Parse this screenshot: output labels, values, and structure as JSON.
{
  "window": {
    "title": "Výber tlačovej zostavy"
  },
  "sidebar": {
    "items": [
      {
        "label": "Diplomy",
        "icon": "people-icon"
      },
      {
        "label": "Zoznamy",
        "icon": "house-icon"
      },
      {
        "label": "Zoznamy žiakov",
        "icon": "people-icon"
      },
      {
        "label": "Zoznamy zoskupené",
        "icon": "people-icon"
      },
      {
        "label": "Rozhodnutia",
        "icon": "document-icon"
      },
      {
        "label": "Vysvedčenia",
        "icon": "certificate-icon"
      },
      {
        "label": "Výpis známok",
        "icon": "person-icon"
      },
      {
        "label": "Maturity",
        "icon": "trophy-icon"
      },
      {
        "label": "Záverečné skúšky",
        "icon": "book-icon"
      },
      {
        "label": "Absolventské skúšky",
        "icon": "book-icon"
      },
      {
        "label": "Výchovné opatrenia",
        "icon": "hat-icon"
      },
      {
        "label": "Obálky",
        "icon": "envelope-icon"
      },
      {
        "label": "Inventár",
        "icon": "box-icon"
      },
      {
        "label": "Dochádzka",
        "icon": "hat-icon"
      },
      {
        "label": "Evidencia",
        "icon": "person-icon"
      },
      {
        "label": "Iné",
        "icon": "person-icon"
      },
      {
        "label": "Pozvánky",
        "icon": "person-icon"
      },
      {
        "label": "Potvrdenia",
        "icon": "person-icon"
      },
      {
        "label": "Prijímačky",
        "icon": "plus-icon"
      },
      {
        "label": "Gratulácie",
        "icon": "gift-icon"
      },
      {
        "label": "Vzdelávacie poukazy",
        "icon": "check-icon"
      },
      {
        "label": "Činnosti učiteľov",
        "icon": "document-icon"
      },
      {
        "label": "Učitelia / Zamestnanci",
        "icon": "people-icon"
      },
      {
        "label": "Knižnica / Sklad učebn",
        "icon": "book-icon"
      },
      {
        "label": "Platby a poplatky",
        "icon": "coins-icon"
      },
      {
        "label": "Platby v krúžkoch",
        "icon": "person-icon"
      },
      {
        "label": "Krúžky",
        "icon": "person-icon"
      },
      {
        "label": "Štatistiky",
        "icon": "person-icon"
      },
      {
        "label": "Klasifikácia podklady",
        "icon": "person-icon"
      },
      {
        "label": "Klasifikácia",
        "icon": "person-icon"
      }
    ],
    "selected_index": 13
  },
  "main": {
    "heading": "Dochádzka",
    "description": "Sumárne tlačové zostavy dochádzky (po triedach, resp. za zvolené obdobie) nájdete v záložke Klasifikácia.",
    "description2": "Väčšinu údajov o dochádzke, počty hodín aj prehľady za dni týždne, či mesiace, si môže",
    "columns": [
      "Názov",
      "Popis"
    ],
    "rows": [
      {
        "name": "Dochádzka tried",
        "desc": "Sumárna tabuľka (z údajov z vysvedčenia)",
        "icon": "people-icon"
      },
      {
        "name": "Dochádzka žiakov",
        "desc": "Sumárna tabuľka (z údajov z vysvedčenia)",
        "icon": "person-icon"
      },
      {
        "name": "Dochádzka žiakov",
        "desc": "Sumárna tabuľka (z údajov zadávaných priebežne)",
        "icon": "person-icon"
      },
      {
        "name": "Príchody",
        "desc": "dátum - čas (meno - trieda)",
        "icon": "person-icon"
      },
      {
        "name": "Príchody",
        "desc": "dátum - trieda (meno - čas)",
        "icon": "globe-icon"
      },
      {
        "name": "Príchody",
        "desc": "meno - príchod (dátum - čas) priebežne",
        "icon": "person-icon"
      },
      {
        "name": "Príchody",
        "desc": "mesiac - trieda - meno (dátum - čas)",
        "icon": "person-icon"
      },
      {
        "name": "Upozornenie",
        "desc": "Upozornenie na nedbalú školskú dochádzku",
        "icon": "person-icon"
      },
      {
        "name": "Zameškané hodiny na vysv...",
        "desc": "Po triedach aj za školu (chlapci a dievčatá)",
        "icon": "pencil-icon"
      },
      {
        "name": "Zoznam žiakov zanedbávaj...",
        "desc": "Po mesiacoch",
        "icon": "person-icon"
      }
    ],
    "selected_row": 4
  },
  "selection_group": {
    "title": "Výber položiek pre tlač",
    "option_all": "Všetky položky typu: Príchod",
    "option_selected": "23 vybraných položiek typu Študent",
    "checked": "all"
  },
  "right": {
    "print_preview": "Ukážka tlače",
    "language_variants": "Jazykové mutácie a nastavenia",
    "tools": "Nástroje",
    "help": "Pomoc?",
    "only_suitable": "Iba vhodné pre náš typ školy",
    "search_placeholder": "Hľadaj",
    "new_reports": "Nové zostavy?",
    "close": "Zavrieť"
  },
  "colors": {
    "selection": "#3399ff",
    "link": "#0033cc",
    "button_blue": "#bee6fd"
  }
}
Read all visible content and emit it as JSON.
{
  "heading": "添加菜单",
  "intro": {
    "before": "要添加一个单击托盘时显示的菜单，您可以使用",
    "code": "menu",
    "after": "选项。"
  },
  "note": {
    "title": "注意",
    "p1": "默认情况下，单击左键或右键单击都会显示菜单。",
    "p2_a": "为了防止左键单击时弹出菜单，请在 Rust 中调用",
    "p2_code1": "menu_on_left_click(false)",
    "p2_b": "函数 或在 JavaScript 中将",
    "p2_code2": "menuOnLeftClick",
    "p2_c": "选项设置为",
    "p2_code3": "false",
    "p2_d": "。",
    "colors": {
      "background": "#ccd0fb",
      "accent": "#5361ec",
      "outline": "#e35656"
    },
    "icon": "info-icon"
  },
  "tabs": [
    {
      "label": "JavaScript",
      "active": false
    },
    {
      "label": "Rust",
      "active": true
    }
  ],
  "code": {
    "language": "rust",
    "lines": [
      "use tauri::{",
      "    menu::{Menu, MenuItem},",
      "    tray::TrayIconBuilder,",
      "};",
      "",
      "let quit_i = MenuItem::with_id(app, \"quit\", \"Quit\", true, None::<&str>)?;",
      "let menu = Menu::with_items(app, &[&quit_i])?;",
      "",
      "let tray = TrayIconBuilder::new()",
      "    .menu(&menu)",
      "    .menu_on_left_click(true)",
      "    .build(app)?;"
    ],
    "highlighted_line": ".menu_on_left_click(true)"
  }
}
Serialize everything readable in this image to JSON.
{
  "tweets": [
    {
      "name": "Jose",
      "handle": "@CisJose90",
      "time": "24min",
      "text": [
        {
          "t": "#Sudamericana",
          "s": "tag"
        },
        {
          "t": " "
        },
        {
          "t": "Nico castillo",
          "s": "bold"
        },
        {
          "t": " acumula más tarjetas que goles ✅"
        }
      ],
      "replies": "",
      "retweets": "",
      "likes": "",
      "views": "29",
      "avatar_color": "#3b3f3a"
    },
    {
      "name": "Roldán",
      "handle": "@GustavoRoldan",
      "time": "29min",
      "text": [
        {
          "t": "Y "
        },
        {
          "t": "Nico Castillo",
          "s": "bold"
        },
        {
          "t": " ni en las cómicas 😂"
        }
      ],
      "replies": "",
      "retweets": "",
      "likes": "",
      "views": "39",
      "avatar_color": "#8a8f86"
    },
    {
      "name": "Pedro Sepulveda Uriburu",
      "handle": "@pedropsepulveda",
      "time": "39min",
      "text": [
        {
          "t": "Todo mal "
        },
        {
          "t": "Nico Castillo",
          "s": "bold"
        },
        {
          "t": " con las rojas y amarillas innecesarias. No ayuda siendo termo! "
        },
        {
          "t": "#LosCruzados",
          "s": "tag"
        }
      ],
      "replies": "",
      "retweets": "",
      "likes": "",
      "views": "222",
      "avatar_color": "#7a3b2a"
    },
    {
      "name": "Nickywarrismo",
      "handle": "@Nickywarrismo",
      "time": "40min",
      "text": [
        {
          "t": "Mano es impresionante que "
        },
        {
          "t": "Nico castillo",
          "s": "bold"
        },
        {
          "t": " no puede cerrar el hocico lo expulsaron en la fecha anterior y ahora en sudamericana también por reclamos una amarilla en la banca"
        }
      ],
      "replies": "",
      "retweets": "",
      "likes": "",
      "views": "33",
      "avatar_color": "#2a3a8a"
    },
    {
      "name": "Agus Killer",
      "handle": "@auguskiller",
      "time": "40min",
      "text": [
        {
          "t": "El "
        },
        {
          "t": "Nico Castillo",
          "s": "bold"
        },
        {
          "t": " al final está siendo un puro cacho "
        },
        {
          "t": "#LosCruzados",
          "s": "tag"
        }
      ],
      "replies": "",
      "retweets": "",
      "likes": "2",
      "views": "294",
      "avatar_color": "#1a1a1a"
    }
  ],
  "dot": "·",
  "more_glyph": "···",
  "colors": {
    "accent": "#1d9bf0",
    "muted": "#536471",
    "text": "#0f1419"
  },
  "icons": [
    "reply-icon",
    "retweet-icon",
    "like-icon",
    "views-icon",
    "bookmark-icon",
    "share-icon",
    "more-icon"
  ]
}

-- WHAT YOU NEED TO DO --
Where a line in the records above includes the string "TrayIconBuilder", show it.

-- SOLUTION FOR THIS TASK --
      "    tray::TrayIconBuilder,",
      "let tray = TrayIconBuilder::new()",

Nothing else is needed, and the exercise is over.